How many lines in these records hold the string "fraction"? State only that number.

Materials provided: Begin

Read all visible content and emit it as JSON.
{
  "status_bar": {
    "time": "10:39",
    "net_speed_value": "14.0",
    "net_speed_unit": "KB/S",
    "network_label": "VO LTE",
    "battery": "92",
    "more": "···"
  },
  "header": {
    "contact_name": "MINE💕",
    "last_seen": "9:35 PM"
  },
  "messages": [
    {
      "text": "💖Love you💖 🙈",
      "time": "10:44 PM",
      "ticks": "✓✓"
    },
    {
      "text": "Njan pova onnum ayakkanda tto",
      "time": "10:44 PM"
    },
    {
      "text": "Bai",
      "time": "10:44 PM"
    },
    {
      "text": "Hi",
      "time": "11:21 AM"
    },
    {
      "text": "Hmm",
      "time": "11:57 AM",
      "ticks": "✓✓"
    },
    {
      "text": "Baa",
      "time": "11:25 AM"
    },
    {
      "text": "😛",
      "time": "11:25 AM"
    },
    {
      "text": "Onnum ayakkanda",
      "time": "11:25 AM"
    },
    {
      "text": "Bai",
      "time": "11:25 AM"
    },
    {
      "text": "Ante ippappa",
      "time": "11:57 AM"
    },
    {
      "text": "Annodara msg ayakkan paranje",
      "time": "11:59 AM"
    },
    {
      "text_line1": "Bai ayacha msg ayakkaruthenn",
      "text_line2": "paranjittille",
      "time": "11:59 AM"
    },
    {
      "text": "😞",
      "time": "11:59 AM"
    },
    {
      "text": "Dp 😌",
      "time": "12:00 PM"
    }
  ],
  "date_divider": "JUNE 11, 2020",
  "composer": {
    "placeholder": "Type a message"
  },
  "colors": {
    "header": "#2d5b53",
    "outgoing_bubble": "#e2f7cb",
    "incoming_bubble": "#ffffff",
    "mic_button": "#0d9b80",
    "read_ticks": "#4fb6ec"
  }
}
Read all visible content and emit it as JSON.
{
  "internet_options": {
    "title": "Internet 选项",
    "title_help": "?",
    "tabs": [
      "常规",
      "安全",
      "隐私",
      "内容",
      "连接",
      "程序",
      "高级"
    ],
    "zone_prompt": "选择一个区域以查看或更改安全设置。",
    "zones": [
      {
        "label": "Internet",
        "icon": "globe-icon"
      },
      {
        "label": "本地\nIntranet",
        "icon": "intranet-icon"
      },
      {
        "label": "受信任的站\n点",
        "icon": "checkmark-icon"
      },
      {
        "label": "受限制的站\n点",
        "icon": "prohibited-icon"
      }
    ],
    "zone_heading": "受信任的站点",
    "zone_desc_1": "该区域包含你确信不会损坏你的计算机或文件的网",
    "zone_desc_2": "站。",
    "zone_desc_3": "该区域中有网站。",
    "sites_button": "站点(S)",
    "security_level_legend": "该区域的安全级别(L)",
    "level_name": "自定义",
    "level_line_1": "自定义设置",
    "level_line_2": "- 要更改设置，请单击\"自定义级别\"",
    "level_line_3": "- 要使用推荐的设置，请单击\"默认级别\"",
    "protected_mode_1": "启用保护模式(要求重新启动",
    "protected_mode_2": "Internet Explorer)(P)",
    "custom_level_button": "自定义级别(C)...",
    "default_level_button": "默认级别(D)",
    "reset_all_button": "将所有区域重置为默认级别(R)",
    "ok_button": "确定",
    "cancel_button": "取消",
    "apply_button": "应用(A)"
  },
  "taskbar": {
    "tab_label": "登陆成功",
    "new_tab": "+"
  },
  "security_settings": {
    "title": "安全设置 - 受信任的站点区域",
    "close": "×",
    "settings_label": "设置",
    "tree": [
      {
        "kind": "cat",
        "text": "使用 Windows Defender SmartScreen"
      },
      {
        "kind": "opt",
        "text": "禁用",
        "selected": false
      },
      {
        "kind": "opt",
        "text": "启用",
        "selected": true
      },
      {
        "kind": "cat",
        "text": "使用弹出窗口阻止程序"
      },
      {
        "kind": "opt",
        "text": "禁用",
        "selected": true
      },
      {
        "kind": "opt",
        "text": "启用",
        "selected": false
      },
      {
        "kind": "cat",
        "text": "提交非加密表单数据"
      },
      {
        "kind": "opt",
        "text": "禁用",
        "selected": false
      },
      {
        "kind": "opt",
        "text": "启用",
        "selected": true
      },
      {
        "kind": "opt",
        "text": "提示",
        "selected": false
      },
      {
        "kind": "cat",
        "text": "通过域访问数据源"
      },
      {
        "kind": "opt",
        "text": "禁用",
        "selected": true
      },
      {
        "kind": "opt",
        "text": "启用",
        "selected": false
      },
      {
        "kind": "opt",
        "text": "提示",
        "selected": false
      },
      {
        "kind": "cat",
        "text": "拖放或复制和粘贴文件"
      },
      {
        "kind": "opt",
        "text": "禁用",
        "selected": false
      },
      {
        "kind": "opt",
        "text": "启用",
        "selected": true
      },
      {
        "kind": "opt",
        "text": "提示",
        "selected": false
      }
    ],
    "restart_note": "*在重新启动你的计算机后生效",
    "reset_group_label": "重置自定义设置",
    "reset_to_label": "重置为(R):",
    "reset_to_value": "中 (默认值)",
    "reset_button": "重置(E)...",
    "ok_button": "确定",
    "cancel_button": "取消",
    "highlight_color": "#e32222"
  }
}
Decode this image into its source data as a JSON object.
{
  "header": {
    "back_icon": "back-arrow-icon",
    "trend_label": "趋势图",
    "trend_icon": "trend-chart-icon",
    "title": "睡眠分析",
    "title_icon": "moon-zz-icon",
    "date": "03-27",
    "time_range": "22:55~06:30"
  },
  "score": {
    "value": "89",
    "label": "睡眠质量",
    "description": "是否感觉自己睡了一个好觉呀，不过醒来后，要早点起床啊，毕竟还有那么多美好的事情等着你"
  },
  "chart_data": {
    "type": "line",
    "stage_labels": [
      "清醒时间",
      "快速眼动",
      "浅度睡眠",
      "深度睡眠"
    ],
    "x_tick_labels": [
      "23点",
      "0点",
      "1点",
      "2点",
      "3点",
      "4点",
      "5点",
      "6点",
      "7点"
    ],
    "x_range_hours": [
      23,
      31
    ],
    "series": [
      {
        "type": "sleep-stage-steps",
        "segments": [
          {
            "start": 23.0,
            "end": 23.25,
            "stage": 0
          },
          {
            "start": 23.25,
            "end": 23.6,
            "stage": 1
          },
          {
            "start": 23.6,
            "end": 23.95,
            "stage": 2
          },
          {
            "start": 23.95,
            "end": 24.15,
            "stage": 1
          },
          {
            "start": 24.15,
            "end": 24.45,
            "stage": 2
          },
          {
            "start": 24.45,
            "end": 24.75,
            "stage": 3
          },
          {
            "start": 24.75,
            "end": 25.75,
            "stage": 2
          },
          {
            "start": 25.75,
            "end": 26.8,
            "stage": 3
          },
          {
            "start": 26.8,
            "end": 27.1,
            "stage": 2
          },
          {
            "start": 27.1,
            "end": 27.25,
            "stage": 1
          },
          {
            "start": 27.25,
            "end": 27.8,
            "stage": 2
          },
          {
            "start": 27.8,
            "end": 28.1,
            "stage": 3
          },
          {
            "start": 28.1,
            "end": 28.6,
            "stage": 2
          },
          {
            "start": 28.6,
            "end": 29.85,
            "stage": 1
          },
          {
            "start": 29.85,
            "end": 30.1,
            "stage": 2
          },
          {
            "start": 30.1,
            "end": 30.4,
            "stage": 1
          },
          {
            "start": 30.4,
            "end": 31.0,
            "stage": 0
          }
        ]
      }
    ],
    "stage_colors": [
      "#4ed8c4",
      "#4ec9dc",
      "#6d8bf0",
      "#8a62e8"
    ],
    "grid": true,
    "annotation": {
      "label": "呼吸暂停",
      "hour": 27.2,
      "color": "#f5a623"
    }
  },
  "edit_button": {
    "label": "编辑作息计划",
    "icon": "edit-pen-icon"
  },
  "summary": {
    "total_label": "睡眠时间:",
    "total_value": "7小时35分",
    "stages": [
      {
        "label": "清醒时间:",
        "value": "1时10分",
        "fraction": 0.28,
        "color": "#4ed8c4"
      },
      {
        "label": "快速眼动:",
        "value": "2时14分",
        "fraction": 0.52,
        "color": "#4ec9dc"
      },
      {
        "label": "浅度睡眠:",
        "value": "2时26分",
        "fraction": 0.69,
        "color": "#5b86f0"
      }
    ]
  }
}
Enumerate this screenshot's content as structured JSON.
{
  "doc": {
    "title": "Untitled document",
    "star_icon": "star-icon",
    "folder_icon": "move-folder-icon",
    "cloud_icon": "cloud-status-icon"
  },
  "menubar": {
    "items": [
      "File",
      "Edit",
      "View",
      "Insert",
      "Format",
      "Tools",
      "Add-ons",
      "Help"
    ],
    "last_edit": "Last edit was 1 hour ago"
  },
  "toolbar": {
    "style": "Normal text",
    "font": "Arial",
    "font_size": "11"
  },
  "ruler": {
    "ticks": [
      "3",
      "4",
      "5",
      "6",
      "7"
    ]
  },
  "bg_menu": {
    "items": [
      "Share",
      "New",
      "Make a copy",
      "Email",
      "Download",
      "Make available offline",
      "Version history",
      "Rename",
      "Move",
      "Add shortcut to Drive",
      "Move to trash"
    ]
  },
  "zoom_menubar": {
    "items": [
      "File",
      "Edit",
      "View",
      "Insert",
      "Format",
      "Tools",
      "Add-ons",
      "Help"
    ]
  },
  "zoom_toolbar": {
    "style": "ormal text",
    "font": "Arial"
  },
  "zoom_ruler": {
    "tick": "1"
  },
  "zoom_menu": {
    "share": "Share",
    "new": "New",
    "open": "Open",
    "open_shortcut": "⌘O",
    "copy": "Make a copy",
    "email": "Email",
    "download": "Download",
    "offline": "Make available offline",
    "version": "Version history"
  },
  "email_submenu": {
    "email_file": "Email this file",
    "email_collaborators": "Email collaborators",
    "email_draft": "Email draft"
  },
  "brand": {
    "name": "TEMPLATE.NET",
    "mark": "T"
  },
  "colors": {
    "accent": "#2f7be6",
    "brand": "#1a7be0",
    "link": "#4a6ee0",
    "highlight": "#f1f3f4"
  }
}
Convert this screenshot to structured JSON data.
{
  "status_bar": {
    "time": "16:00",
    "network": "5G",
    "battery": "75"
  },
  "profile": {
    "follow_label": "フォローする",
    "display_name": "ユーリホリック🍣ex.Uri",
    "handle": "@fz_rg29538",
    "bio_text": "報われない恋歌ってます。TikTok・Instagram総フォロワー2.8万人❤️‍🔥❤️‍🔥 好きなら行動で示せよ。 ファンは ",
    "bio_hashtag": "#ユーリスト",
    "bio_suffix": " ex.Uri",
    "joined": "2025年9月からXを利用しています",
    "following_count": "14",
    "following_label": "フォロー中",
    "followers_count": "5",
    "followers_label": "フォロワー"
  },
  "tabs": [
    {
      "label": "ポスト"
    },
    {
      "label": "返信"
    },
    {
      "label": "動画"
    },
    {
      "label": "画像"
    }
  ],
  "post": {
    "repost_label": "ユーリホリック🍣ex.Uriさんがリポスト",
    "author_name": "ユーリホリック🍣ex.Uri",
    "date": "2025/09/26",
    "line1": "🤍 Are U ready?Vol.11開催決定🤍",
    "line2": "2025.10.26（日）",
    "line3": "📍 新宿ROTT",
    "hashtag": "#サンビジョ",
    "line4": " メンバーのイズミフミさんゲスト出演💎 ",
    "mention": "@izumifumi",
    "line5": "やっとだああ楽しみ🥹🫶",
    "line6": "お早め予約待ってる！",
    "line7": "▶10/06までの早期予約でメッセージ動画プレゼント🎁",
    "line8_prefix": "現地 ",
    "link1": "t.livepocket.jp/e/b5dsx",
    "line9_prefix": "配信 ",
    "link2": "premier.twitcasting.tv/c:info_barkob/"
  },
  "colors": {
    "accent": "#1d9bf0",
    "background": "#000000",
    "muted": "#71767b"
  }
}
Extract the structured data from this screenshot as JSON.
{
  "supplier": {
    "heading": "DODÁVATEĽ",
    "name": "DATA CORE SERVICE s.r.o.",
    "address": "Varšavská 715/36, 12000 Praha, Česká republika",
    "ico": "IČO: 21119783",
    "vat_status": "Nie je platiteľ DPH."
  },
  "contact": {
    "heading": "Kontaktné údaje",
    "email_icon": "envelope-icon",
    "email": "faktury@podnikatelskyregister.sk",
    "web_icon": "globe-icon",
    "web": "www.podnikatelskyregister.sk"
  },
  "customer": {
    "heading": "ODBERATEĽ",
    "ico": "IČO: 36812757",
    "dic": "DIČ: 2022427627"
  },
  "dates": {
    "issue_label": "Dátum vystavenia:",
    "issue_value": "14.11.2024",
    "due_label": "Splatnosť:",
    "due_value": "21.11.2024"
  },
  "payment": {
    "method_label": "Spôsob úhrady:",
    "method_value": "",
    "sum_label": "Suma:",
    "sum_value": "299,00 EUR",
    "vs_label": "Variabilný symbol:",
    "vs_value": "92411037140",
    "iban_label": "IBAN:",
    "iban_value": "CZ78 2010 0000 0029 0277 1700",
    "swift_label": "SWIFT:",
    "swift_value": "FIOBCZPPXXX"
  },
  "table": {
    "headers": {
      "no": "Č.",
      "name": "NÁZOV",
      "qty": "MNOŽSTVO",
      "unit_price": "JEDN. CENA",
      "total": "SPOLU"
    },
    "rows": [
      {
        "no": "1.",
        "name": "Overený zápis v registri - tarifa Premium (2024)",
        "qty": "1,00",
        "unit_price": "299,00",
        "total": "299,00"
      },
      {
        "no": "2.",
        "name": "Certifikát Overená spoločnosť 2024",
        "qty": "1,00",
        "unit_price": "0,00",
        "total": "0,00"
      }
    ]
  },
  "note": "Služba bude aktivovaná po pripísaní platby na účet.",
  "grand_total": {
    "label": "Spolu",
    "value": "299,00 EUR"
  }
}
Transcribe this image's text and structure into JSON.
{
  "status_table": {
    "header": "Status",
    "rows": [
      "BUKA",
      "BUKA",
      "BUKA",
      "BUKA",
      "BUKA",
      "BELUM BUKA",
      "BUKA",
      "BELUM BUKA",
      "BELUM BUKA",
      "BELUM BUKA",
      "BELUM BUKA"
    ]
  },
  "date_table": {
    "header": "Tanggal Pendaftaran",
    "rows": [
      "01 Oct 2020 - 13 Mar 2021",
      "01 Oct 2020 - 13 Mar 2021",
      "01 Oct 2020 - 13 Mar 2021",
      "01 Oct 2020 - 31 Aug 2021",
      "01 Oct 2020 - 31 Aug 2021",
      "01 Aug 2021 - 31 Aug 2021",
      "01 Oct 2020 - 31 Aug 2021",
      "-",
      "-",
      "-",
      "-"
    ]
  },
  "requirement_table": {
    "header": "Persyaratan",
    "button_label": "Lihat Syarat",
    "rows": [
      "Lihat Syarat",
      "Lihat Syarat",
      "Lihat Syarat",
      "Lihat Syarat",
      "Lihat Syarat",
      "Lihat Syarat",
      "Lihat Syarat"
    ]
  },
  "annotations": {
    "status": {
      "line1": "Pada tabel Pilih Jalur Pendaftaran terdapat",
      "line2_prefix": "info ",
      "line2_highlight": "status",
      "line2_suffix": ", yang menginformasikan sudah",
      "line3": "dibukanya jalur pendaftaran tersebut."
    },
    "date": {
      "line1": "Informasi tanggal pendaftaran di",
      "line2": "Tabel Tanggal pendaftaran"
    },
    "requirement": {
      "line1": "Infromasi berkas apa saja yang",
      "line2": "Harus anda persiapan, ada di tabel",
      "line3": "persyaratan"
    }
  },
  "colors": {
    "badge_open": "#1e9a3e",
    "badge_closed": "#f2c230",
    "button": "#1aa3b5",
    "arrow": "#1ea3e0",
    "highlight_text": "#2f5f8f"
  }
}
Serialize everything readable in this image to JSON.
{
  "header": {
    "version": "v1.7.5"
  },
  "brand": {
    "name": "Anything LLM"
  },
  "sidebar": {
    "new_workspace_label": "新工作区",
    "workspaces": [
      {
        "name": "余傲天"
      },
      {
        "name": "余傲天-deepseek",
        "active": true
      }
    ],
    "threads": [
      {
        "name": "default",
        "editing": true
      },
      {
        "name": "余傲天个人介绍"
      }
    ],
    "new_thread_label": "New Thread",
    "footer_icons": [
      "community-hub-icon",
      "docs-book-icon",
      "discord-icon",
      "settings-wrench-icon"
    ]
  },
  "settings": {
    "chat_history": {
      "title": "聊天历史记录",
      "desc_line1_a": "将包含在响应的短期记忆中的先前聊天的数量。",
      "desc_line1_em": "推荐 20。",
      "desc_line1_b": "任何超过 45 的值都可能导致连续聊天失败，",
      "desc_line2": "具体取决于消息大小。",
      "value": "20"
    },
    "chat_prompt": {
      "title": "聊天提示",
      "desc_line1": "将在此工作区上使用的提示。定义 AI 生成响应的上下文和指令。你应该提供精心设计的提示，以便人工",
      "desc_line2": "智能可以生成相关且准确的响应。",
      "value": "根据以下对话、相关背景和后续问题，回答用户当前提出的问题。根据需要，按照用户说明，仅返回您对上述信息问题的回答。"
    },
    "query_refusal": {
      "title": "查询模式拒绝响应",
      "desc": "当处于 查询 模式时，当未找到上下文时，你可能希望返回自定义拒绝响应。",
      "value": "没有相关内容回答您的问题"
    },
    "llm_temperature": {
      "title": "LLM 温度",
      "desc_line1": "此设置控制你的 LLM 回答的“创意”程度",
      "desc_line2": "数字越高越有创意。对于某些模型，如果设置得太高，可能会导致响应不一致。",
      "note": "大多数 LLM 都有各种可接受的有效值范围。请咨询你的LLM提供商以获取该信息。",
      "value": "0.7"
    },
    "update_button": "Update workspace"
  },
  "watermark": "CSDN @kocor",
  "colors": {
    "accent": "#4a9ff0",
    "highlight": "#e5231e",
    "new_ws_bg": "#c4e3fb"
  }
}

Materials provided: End

**Your solution:** 3